I lugged all my camping gear to use 1 night.  Normally I wouldn't do that, but camping out in Chisos Basin is not something that comes around often.  Noway was I going to miss it.  

I broke out the Plexus and cleaned the screen and fairing of the RT, and took this awesome pic below.
​ Late afternoon Chisos Basin.   Now this is Long Riding
The sun went quietly behind the rocks, and all of sudden it was pitch black.  

After setting up camp I rode in the darkness to the lodge for something to eat.  The restaurant was busy, but that was ok.  I had my journal, along with my photo and video editing to keep me busy till my chicken and baked potato arrived.  It has been my experience that most National Park food is above average, albeit a little pricey.

A tour bus crowd numbering about 50 occupied half the tables in the restaurant.  I'd say most were in their 60s, but a few younger folks were sprinkled in the mix.

I finished supper and was working on my journal when a young lady about 35 came over to speak to me.  
"Do you have a wi fi signal?"

"Noooooooooo baby, I'm working offline."

I was in the "stich" pants and my helmet was on the table.  I always bring it in because it brings attention.
She sat down at the empty chair across from me.  "Do you have a Harley?"  For any non rider, a bike is a Harley.  What a great marketing job they have done.

"No, its a sport touring bike, you're with the tourist bus?"

"Yeah, and DON'T laugh"

"so who ya have with ya?"  

"My two boys over there," as she pointed them out.  They looked like model Boy Scouts. 

"We are on spring break, so I booked this tour through a agency, and here we are.  We're going to San Antonio tomorrow."

"I just left there, lotta fun.  My wife flew in for a conjugal visit, and we had a blast."

"well have a safe ride, I bet ridin is fun, gotta get back to the lodge."

"Ok baby be good"
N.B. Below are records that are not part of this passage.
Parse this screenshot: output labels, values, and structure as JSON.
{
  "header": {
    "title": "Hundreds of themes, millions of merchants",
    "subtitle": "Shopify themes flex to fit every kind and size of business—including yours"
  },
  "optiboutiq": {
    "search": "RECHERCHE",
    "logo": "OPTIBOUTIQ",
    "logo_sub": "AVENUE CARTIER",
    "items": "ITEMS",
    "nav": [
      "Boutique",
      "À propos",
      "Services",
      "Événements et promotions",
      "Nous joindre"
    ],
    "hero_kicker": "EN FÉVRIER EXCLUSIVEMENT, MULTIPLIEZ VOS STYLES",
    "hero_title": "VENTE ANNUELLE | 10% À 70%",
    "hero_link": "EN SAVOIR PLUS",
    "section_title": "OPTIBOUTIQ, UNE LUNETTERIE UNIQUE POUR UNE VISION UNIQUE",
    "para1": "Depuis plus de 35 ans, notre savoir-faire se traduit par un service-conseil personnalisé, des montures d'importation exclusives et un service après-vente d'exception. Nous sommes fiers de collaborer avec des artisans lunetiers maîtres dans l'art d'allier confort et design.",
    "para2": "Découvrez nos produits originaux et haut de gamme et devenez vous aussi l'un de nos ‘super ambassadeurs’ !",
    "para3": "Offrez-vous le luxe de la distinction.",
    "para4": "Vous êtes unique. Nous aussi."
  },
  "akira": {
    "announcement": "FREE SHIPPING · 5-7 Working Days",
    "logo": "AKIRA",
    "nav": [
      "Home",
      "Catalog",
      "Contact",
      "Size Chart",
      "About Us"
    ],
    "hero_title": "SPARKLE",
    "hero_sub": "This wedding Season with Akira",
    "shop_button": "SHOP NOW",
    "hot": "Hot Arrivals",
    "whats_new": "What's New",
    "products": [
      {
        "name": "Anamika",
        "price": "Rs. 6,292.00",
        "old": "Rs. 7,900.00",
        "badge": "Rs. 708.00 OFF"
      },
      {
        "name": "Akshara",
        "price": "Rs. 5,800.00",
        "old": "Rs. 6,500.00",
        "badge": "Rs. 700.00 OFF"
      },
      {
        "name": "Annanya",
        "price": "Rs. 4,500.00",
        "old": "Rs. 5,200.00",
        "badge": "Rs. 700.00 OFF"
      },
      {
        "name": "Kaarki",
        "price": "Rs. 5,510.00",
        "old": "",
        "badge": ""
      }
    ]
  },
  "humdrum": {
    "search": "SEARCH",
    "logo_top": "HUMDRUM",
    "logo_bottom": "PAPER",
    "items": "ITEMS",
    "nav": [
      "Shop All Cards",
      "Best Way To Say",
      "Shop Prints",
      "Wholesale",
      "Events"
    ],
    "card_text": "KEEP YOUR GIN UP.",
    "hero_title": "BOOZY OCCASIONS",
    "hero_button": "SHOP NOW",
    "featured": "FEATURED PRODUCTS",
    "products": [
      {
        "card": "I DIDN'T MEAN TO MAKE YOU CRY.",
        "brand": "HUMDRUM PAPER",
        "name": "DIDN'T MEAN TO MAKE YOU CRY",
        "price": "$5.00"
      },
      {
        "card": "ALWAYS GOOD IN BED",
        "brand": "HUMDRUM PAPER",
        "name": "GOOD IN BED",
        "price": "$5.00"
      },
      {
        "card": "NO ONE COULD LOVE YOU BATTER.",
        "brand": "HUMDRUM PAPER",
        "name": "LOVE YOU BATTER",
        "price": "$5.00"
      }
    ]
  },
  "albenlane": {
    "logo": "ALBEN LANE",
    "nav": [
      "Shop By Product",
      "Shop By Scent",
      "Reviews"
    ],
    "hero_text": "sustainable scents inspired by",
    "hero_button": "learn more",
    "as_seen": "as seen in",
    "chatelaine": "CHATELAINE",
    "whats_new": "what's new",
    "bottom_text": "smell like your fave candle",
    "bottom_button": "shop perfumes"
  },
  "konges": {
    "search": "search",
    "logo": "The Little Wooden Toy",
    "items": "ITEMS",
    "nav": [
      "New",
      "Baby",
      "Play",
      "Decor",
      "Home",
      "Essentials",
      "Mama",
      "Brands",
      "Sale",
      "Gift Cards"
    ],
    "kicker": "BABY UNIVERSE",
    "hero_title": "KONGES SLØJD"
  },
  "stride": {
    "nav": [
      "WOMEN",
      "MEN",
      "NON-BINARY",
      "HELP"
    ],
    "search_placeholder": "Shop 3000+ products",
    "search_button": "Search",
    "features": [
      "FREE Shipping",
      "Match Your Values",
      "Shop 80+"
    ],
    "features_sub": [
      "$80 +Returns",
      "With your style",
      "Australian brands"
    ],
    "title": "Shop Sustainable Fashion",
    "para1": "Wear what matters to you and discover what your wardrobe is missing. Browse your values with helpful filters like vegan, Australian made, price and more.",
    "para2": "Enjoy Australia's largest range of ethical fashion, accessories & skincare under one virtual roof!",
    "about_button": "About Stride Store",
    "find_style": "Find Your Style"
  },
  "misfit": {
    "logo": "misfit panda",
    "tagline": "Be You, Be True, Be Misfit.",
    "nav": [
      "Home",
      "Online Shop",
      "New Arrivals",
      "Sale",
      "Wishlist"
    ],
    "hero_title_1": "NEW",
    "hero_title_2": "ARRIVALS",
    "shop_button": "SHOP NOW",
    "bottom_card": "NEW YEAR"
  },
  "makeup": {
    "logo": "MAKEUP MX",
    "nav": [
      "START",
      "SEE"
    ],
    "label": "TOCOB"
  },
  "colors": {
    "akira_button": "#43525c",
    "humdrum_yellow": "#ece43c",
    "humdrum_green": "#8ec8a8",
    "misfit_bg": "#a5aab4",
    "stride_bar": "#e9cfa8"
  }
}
The night was dark when I left the restaurant for the nearby store.  I paid 3 something for a jar of jelly I can get at Super Wal Mart for a 1.25?  But when you need it you need it.
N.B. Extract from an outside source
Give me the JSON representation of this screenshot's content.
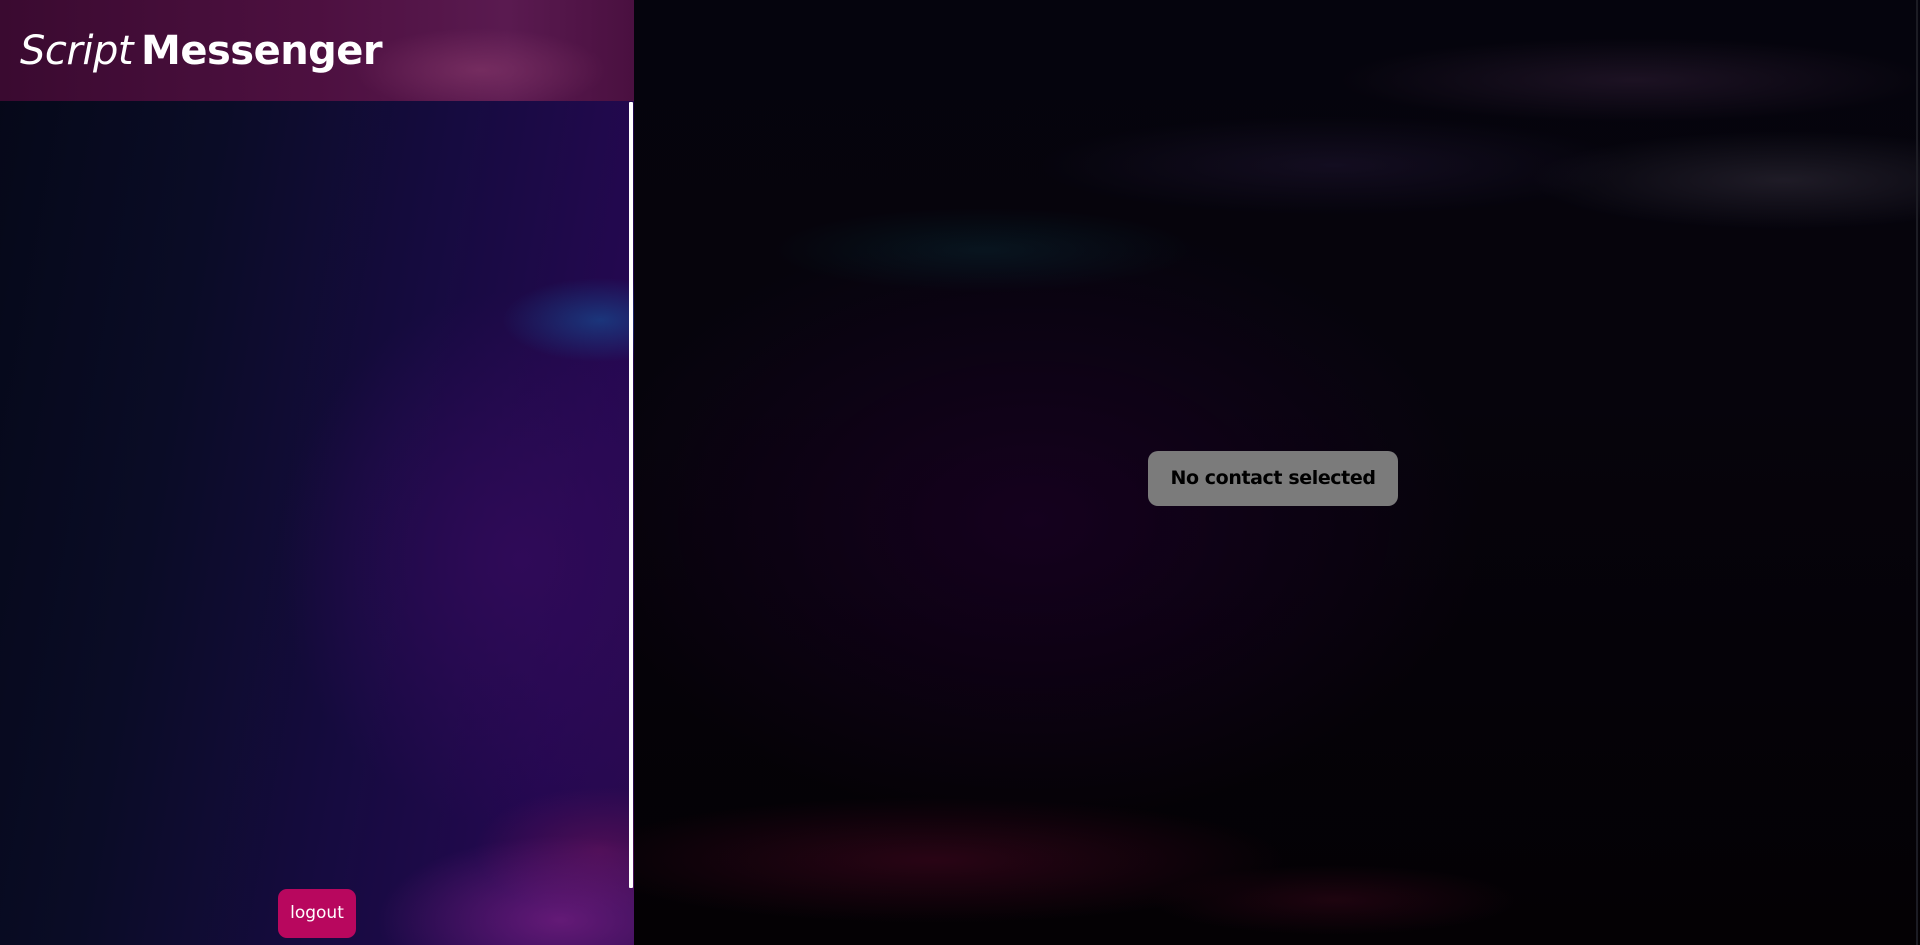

I didn't have my regular glasses and had to make the short ride back to the tent in sunglasses.  Talk about not being able to see.  I had a choice-look at everything in the dark, or look at the world fuzzy.
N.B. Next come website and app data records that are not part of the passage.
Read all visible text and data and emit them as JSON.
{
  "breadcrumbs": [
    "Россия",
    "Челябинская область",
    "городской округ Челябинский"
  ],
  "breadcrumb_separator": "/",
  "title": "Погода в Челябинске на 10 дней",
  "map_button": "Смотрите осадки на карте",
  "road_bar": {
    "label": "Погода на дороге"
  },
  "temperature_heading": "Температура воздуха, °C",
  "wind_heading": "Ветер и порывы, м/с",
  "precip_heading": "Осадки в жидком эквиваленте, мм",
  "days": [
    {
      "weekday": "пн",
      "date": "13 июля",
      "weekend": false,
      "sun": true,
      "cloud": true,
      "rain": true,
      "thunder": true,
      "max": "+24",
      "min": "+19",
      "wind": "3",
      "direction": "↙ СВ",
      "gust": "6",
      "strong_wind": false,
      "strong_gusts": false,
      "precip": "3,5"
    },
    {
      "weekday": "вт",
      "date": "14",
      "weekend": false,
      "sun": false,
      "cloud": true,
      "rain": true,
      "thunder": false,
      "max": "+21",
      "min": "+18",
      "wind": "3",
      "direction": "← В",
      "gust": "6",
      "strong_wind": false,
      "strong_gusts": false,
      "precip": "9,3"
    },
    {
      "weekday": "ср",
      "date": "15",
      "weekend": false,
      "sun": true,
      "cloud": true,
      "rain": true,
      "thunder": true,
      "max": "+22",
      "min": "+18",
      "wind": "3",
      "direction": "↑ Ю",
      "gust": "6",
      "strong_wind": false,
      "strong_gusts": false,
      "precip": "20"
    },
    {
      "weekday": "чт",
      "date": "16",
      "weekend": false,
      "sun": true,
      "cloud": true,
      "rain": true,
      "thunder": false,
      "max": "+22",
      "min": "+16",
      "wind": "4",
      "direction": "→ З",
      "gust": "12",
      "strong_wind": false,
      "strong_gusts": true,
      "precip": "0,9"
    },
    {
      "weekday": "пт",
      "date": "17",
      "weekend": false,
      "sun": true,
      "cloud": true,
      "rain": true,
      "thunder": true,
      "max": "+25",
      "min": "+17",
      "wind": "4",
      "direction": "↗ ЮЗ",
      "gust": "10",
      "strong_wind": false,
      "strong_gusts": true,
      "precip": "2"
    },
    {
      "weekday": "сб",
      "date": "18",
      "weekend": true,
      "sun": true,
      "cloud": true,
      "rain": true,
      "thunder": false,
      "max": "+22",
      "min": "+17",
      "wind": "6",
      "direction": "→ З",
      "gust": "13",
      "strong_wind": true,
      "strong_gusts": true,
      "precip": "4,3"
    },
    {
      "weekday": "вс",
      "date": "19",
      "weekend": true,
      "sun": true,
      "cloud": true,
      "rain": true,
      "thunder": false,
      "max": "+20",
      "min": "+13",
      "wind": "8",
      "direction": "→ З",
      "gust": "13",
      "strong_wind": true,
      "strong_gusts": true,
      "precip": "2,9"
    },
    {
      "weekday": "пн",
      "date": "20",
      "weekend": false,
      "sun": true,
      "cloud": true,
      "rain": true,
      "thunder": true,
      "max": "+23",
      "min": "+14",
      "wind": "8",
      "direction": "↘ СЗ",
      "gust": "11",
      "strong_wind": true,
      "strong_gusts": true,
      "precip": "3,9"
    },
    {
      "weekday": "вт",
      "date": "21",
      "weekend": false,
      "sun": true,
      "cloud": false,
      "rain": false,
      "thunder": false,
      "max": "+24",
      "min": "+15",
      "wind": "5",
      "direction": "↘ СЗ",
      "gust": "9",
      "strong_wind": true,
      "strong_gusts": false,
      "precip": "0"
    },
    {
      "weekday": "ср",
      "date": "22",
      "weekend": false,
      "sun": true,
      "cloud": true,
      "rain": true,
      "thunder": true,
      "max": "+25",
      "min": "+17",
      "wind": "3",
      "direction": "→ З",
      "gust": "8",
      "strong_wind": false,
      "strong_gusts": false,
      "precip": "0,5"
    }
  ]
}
Back at the tent I squared everything away and got ready for bed.  The night would be just right.  Temp in the 50s.  "Man, I wish I'd bought my DVD player,"  because I wasn't really sleepy, and was bored.

A half moon appeared above and given the dark nature of the Basin, it was bright.  The campground was quiet and dark, but I still had trouble getting to sleep.  I set my watch for 6am and tossed and turned for the longest.
I'm going to put this day in the Hall of Fame.